Luckily, that education is getting easier to find through online resources, professional associations and even governmental agencies. For instance, the New Hampshire Department of Environmental Services offers “Green SnowPro” certification with the goal of mitigating salt usage.
An often-overlooked resource is the brine supplier, which is another great reason to purchase brine instead of making it. Representatives from these companies have tremendous chemical knowledge. They can recommend exactly what liquids should be applied in each condition, helping give contractors the confidence they need to effectively use liquids.
Another common roadblock in the move to liquids is how to bill for it. Contractors can often overcome this by remembering what exactly the client is paying for—a clear parking lot. The materials used are not of concern to them as long as expectations are met or exceeded. As a result, contractors can confidently bill the same amount for a job even if fewer materials are used to adequately service the property.
The competitive advantages
Despite its perception as a roadblock, billing should actually be considered an advantage to contractors who offer prewetting, anti-icing and liquid de-icing. Many clients would be happy to pay for services that are more environmentally friendly—especially if they work more effectively without costing significantly more.

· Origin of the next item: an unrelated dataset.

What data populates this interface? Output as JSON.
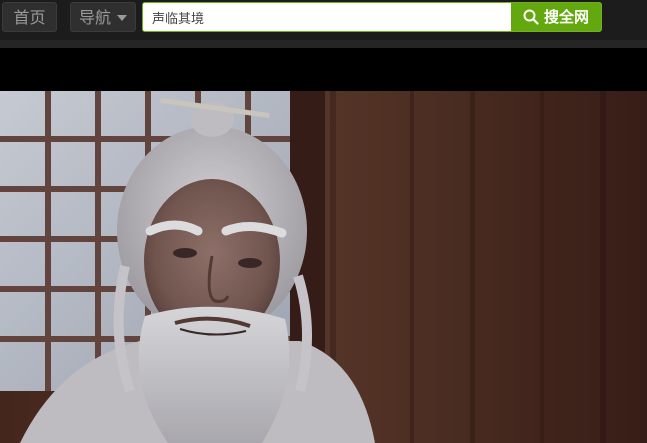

Winter maintenance professionals wanting to leverage the green aspect even further can benefit from the latest electric-powered equipment offerings. For instance, high-flow brine sprayers have traditionally been powered by engines or hydraulics. Small engines, of course, produce harmful emissions, negating some of the environmental benefits of liquids. Not only do hydraulic-powered sprayers require expensive central hydraulic systems, but the vehicle also consumes more fuel to run the hydraulics.
Today, manufacturers have developed high-flow sprayers that are completely electric powered. Using 12- or 24-volt systems that run off the vehicle’s electrical system, these sprayers can produce as much output as engine- or hydraulic-powered ones. This provides yet another selling point to clients who are sensitive to environmental issues and looking to reduce their carbon footprints as much as possible.
Additionally, advanced controls can help increase efficiency even further on some of the latest sprayers. For instance, software like tracking systems allow contractors to enter desired application rates for each jobsite using a computer, smartphone or tablet. As a driver enters each jobsite, the controller uses GPS positioning to recognize its location and load the preset application rates. Then, the operator can simply drive, and the equipment will automatically adjust the sprayer flow according to the vehicle speed in order to achieve the desired material rate for that property. This capability helps save salt by preventing over-application and, in the end, the contractor knows exactly how much material is used on each property. The controller will also record all important jobsite data, providing documentation for use in billing or slip-and-fall disputes.
Thanks to these advancements in equipment and greater availability of educational resources, contractors are running out of excuses—and time—to be on the forefront of liquid technology. Sooner or later, brine will be adopted by many more people in North America, just as it has been in Europe. And, once again, the playing field will be level when the majority of contractors start prewetting, anti-icing and de-icing. In the meantime, there’s still opportunity to get some liquid courage…and start gaining your competitive advantage.